Measure the sides of the boxes that you plan to embellish.  On my box, I wanted to embellish the four sides and the lid.  Each were almost 4″ square.
I wanted to leave a small white border on each side, so I cut my paper in 3 1/2″ squares.  For one of my boxes, I cut my five squares of paper from five different pattern paper scraps.  For the other, I used one piece of double sided paper, alternating the patterns.
If you love a vintage or distressed look, brush the edges lightly with the Distress Ink of your choice.  If you love clean and simple, use the squares as is, or perhaps add a simple doodled border with a marker.
Apply adhesive around the outer edges of your squares.  I find that on the slick surfaces of gift boxes, tape adhesives work best.  If you are covering a larger box, for instance a shirt box, you will want to add adhesive through the center of the paper as well to keep it smooth and nicely in place.
Apply each square to the center of each box side.
After applying the paper to the box lid, embellish the lid with ribbon and a gift tag.
On my second box, I added a sticker and strung a gift tag with bakers twine and adhered with adhesive foam squares.
If you would like to take your box a step further, you can add machine stitching to the edges of each square.  To begin, you will need to flatten the box by carefully pulling it apart where it is glued.  On my box, there is only one glued seam.  On a shirt box, you would have four glued areas.
After flattening the box, machine stitch around each paper square.  When you have finished, apply adhesive to the flap where the box was originally glued.
After re-adhering the flap, assemble the box as usual and embellish.
So quick and so easy and yet fun and something unique!
paper, stickers, and tags- BasicGrey Nordic Holiday
tammy tutterow

Easy Holiday Fabric Tags

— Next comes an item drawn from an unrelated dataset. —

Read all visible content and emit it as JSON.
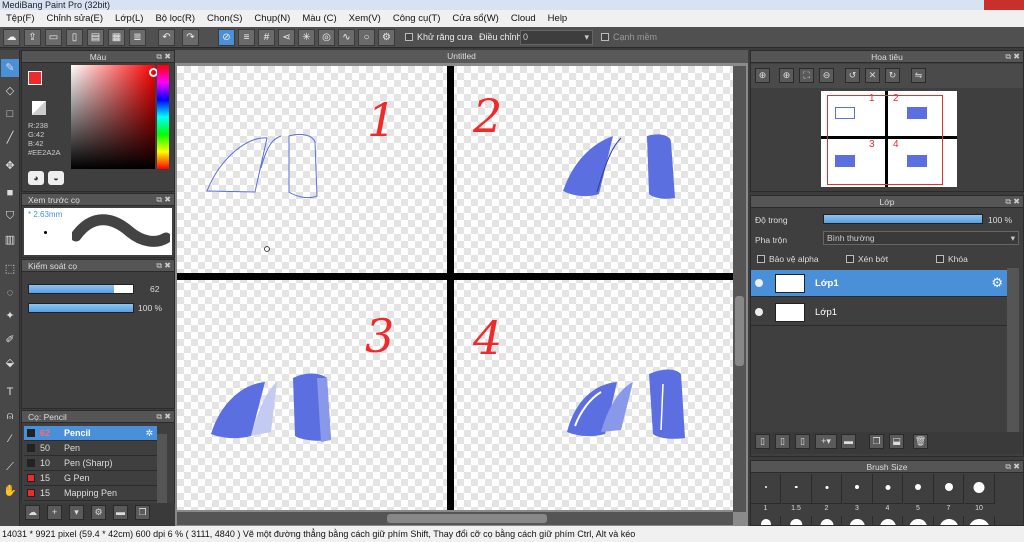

This year for Christmas I thought it would be fun to create personalized handmade tags to add a fun a personal touch to my holiday packages.  Because I would making several tags I wanted to create something that would be quick and easy to create.  Die cutting using a steel rule die on fabric was the answer.

To create the stamped fabric name label, first prepare a piece of solid colored fabric by bonding it with HeatnBond Craft Fusible Interfacing according to the package directions.  Adding the interfacing gives the piece of fabric a nice weight that will help the folds and trimmed edges on the finished tag look really crisp.

Use letter stamps to stamp the desired words on the prepared fabric using an archival or fabric ink.

Cut the word out leaving a 1/2″ margin around each side of the letter.

Create a 1/4″ fold line along the top and bottom edges of the labels.  Press the fold in place.

Use pinking shears or decorative scissors to trim the ends of each label.  If you prefer a vintage look, you can brush the edges of the labels with Distress Ink using an ink blending tool.  Set the labels aside.

To create the fabric tag, adhere HeatnBond Fusible Craft Interfacing to the desired pieces of fabric.  Fabric without an interfacing backing can be die cut, but adding it helped create a really nice clean cut (I cut multiple tags at once) and kept my finished tag really crisp looking.  For each tag, I cut two pieces of matching fabric and two pieces of thin cotton batting.  (If you don’t have a tag die, use a shipping tag to trace onto your fabric as a template.)

Use SuperStik Glue Stick to adhere one piece of batting to the back of each fabric tag.

(FYI- SuperStik is not just a great glue stick for paper, it is awesome for fabric projects!  Use it to adhere layers of projects together, saving the need for pinning.  On small craft projects where pinning is difficult, SuperStik is a true life saver!  You can sew through it with no build up or residue on your needle.  For projects that will be laundered, it washes away in the wash!)

Apply SuperStik to the back of the fabric label and place it on the fabric tag where desired.  Sew the label in place.

Adhere the matching plain tag to the back of the tag with the label using SuperStik.

Sew the assembled tag together stitching about 1/4″ from the tag edge.  If desired, add fabric grommets to the tag hole.  To distress, brush the edges with Distress Ink using an ink blending tool.


tammy tutterow